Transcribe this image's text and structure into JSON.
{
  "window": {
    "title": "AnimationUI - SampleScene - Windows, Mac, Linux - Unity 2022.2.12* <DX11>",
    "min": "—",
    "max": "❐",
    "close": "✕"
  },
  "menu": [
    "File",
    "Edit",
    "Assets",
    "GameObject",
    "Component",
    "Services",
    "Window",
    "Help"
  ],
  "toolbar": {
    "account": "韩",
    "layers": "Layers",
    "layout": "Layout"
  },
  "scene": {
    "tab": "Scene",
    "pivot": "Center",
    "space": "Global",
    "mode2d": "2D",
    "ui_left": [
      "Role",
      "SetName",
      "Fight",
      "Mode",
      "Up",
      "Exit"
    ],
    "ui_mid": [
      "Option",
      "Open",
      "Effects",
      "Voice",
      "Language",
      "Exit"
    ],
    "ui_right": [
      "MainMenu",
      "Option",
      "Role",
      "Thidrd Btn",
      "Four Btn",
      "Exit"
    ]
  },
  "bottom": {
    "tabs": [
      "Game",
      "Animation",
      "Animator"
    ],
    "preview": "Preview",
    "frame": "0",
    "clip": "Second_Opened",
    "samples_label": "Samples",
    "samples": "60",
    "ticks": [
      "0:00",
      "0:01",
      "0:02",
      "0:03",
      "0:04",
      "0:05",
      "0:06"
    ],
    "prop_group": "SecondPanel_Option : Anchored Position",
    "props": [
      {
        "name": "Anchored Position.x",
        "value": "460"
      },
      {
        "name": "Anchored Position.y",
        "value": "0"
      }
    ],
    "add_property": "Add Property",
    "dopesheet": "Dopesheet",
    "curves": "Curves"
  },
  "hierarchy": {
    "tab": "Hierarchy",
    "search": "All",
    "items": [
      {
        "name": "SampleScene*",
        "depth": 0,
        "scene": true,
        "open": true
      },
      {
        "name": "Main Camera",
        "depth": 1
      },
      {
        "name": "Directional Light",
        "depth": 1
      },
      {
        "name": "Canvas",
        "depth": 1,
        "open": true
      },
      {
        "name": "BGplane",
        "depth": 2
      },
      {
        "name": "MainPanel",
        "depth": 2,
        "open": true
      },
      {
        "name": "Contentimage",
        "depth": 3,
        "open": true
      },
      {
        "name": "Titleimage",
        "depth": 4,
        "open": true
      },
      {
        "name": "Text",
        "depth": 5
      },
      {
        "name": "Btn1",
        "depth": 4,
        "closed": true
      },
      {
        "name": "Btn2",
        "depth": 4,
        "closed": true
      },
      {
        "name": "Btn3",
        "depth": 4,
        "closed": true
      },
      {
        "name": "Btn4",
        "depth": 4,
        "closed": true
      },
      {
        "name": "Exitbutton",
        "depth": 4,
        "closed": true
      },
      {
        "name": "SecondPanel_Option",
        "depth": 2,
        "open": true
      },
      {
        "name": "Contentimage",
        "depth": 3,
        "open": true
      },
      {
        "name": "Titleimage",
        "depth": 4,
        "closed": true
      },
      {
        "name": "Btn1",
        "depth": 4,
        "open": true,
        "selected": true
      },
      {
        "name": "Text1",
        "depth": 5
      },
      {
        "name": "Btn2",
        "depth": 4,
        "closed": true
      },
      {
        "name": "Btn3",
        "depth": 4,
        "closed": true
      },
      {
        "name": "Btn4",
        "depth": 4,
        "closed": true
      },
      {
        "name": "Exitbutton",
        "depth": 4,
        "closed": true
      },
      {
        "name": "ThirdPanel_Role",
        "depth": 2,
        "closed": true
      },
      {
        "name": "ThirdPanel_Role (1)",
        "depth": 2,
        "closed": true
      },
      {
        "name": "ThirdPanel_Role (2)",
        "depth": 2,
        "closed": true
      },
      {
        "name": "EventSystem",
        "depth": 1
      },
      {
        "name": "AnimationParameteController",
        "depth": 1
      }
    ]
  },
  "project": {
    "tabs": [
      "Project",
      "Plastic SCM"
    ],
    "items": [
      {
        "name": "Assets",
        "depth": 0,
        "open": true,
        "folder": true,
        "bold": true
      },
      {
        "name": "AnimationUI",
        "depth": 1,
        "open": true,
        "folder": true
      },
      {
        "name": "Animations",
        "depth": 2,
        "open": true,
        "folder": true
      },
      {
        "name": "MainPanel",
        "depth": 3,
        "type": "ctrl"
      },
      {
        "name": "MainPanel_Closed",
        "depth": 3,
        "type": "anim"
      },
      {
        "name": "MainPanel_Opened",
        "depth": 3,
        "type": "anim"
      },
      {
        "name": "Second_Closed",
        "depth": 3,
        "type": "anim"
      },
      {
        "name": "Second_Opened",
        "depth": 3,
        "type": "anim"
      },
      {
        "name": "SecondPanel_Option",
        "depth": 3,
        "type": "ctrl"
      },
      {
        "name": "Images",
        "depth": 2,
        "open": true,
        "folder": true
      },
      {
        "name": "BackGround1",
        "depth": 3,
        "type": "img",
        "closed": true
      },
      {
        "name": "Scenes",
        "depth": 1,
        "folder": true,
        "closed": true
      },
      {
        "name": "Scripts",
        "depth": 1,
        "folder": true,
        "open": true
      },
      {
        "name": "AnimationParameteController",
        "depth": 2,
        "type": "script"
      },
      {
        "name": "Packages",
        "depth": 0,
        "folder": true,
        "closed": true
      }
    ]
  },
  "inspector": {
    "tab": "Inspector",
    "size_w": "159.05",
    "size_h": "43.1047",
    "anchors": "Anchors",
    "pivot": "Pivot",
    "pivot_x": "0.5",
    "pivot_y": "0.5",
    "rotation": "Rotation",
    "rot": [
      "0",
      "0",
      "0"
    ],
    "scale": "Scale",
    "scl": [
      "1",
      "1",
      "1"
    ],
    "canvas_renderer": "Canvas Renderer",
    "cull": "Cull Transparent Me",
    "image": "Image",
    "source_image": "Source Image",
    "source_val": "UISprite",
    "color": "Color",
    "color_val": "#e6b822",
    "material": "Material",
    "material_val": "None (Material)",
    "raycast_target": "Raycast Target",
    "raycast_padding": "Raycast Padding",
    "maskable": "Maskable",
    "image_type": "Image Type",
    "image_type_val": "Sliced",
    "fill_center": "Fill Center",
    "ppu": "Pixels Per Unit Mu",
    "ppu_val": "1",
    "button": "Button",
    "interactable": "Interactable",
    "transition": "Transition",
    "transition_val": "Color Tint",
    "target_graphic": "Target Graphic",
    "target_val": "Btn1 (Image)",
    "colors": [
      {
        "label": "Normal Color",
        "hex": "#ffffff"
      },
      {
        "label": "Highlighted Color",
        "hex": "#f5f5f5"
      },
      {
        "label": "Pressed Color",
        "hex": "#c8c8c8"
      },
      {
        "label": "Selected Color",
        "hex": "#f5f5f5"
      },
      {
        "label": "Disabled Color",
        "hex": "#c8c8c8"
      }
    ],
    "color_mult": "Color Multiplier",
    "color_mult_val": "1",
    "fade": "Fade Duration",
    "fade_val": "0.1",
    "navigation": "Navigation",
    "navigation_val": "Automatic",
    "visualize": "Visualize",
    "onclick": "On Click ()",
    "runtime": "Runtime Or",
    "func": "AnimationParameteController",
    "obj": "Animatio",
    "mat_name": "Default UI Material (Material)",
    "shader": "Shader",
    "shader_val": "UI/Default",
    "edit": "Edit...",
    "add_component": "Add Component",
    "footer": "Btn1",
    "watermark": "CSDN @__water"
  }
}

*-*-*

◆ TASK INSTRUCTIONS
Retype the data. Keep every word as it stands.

◆ RESULT OF THIS EXERCISE
Transcribe this image's text and structure into JSON.
{
  "window": {
    "title": "AnimationUI - SampleScene - Windows, Mac, Linux - Unity 2022.2.12* <DX11>",
    "min": "—",
    "max": "❐",
    "close": "✕"
  },
  "menu": [
    "File",
    "Edit",
    "Assets",
    "GameObject",
    "Component",
    "Services",
    "Window",
    "Help"
  ],
  "toolbar": {
    "account": "韩",
    "layers": "Layers",
    "layout": "Layout"
  },
  "scene": {
    "tab": "Scene",
    "pivot": "Center",
    "space": "Global",
    "mode2d": "2D",
    "ui_left": [
      "Role",
      "SetName",
      "Fight",
      "Mode",
      "Up",
      "Exit"
    ],
    "ui_mid": [
      "Option",
      "Open",
      "Effects",
      "Voice",
      "Language",
      "Exit"
    ],
    "ui_right": [
      "MainMenu",
      "Option",
      "Role",
      "Thidrd Btn",
      "Four Btn",
      "Exit"
    ]
  },
  "bottom": {
    "tabs": [
      "Game",
      "Animation",
      "Animator"
    ],
    "preview": "Preview",
    "frame": "0",
    "clip": "Second_Opened",
    "samples_label": "Samples",
    "samples": "60",
    "ticks": [
      "0:00",
      "0:01",
      "0:02",
      "0:03",
      "0:04",
      "0:05",
      "0:06"
    ],
    "prop_group": "SecondPanel_Option : Anchored Position",
    "props": [
      {
        "name": "Anchored Position.x",
        "value": "460"
      },
      {
        "name": "Anchored Position.y",
        "value": "0"
      }
    ],
    "add_property": "Add Property",
    "dopesheet": "Dopesheet",
    "curves": "Curves"
  },
  "hierarchy": {
    "tab": "Hierarchy",
    "search": "All",
    "items": [
      {
        "name": "SampleScene*",
        "depth": 0,
        "scene": true,
        "open": true
      },
      {
        "name": "Main Camera",
        "depth": 1
      },
      {
        "name": "Directional Light",
        "depth": 1
      },
      {
        "name": "Canvas",
        "depth": 1,
        "open": true
      },
      {
        "name": "BGplane",
        "depth": 2
      },
      {
        "name": "MainPanel",
        "depth": 2,
        "open": true
      },
      {
        "name": "Contentimage",
        "depth": 3,
        "open": true
      },
      {
        "name": "Titleimage",
        "depth": 4,
        "open": true
      },
      {
        "name": "Text",
        "depth": 5
      },
      {
        "name": "Btn1",
        "depth": 4,
        "closed": true
      },
      {
        "name": "Btn2",
        "depth": 4,
        "closed": true
      },
      {
        "name": "Btn3",
        "depth": 4,
        "closed": true
      },
      {
        "name": "Btn4",
        "depth": 4,
        "closed": true
      },
      {
        "name": "Exitbutton",
        "depth": 4,
        "closed": true
      },
      {
        "name": "SecondPanel_Option",
        "depth": 2,
        "open": true
      },
      {
        "name": "Contentimage",
        "depth": 3,
        "open": true
      },
      {
        "name": "Titleimage",
        "depth": 4,
        "closed": true
      },
      {
        "name": "Btn1",
        "depth": 4,
        "open": true,
        "selected": true
      },
      {
        "name": "Text1",
        "depth": 5
      },
      {
        "name": "Btn2",
        "depth": 4,
        "closed": true
      },
      {
        "name": "Btn3",
        "depth": 4,
        "closed": true
      },
      {
        "name": "Btn4",
        "depth": 4,
        "closed": true
      },
      {
        "name": "Exitbutton",
        "depth": 4,
        "closed": true
      },
      {
        "name": "ThirdPanel_Role",
        "depth": 2,
        "closed": true
      },
      {
        "name": "ThirdPanel_Role (1)",
        "depth": 2,
        "closed": true
      },
      {
        "name": "ThirdPanel_Role (2)",
        "depth": 2,
        "closed": true
      },
      {
        "name": "EventSystem",
        "depth": 1
      },
      {
        "name": "AnimationParameteController",
        "depth": 1
      }
    ]
  },
  "project": {
    "tabs": [
      "Project",
      "Plastic SCM"
    ],
    "items": [
      {
        "name": "Assets",
        "depth": 0,
        "open": true,
        "folder": true,
        "bold": true
      },
      {
        "name": "AnimationUI",
        "depth": 1,
        "open": true,
        "folder": true
      },
      {
        "name": "Animations",
        "depth": 2,
        "open": true,
        "folder": true
      },
      {
        "name": "MainPanel",
        "depth": 3,
        "type": "ctrl"
      },
      {
        "name": "MainPanel_Closed",
        "depth": 3,
        "type": "anim"
      },
      {
        "name": "MainPanel_Opened",
        "depth": 3,
        "type": "anim"
      },
      {
        "name": "Second_Closed",
        "depth": 3,
        "type": "anim"
      },
      {
        "name": "Second_Opened",
        "depth": 3,
        "type": "anim"
      },
      {
        "name": "SecondPanel_Option",
        "depth": 3,
        "type": "ctrl"
      },
      {
        "name": "Images",
        "depth": 2,
        "open": true,
        "folder": true
      },
      {
        "name": "BackGround1",
        "depth": 3,
        "type": "img",
        "closed": true
      },
      {
        "name": "Scenes",
        "depth": 1,
        "folder": true,
        "closed": true
      },
      {
        "name": "Scripts",
        "depth": 1,
        "folder": true,
        "open": true
      },
      {
        "name": "AnimationParameteController",
        "depth": 2,
        "type": "script"
      },
      {
        "name": "Packages",
        "depth": 0,
        "folder": true,
        "closed": true
      }
    ]
  },
  "inspector": {
    "tab": "Inspector",
    "size_w": "159.05",
    "size_h": "43.1047",
    "anchors": "Anchors",
    "pivot": "Pivot",
    "pivot_x": "0.5",
    "pivot_y": "0.5",
    "rotation": "Rotation",
    "rot": [
      "0",
      "0",
      "0"
    ],
    "scale": "Scale",
    "scl": [
      "1",
      "1",
      "1"
    ],
    "canvas_renderer": "Canvas Renderer",
    "cull": "Cull Transparent Me",
    "image": "Image",
    "source_image": "Source Image",
    "source_val": "UISprite",
    "color": "Color",
    "color_val": "#e6b822",
    "material": "Material",
    "material_val": "None (Material)",
    "raycast_target": "Raycast Target",
    "raycast_padding": "Raycast Padding",
    "maskable": "Maskable",
    "image_type": "Image Type",
    "image_type_val": "Sliced",
    "fill_center": "Fill Center",
    "ppu": "Pixels Per Unit Mu",
    "ppu_val": "1",
    "button": "Button",
    "interactable": "Interactable",
    "transition": "Transition",
    "transition_val": "Color Tint",
    "target_graphic": "Target Graphic",
    "target_val": "Btn1 (Image)",
    "colors": [
      {
        "label": "Normal Color",
        "hex": "#ffffff"
      },
      {
        "label": "Highlighted Color",
        "hex": "#f5f5f5"
      },
      {
        "label": "Pressed Color",
        "hex": "#c8c8c8"
      },
      {
        "label": "Selected Color",
        "hex": "#f5f5f5"
      },
      {
        "label": "Disabled Color",
        "hex": "#c8c8c8"
      }
    ],
    "color_mult": "Color Multiplier",
    "color_mult_val": "1",
    "fade": "Fade Duration",
    "fade_val": "0.1",
    "navigation": "Navigation",
    "navigation_val": "Automatic",
    "visualize": "Visualize",
    "onclick": "On Click ()",
    "runtime": "Runtime Or",
    "func": "AnimationParameteController",
    "obj": "Animatio",
    "mat_name": "Default UI Material (Material)",
    "shader": "Shader",
    "shader_val": "UI/Default",
    "edit": "Edit...",
    "add_component": "Add Component",
    "footer": "Btn1",
    "watermark": "CSDN @__water"
  }
}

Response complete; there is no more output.